We’re sorry for the delay in getting you an answer for the mystery fish. The last couple weeks at Palmer Station have been especially hectic! 

The fish is a larval white-blooded icefish called Chionodraco rastrospinosus (or the ocellated icefish). A few key traits that should have led you to this identification are its circular eyes, visible short, pelvic fin, and dozens of thin vertical stripes that run the entire length of the body. 

White-blooded icefishes are a family of fishes only found in the Southern Ocean, their scientific name is Channichthyidae (pronounced Cha-nick-thid-ay). White-blooded icefishes are some of the coolest animals in Antarctica for a few reasons. First of all, they are the only animal in the world that lacks hemoglobin in their blood. Hemoglobin is the part of a red blood cell that transports oxygen molecules from the lungs to the rest of the body using a highway-like system called blood vessels. Cells and organs all need these oxygen molecules to function. The hemoglobin protein is essentially what gives blood its red color.

Below is a photo of icefish blood next to a tube of blood from a closely related group of Antarctic fishes called Nototheniidae.

Photo by Jody M. Beers and Nishad Jayasundara 2015. To learn more about this figure, icefishes, and climate change, check out their scientific paper, “Antarctic notothenioid fish: what are the future consequences of ‘losses’ and ‘gains’ acquired during long-term evolution at cold and stable temperatures?”
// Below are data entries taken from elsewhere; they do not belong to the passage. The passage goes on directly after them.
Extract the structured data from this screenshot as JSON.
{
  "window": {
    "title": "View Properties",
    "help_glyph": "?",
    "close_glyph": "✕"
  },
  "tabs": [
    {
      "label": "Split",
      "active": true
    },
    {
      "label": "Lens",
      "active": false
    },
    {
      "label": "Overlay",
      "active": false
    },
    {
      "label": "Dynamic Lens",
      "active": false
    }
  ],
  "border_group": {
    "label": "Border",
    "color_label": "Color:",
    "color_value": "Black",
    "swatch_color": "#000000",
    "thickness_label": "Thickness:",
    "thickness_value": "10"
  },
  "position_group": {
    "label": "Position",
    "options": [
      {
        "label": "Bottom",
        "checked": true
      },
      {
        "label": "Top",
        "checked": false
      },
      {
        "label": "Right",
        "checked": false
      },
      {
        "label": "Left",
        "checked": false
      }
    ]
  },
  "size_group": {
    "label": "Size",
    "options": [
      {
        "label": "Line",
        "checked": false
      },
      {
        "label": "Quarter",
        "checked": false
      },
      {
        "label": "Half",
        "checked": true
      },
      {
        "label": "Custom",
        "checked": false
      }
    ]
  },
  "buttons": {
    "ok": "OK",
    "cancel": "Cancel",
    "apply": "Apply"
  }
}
Icefishes have several unique adaptations that allow them to live without hemoglobin. They have very thin skin, so oxygen in the ocean can dissolve directly into their tissues. They also have much larger hearts than other Antarctic fishes, which allows them to force oxygen through their body. Cold water holds more oxygen than warm water, which is one of the reasons these fishes are only found in the Antarctic. They would essentially suffocate if they were exposed to warmer waters. We are especially concerned about the impacts that global warming might have on these fishes. 

As you can see in the photograph, white-blooded icefishes can also be ferocious predators, even as larvae!

Below is a photograph of another larval Chionodraco rastrospinosus we collected that had a full stomach. This larva just hatched and is much younger than the C. rastrospinosus you just identified which is why it looks a little differently. After it was euthanized, we dissected it and you can see there is a massive zooplankton (we think another species of krill called Thysanoessa macrura) that is nearly as long as the icefish larva when stretched out! 

We have another especially predatorial zooplankton for you to identify next… stay tuned!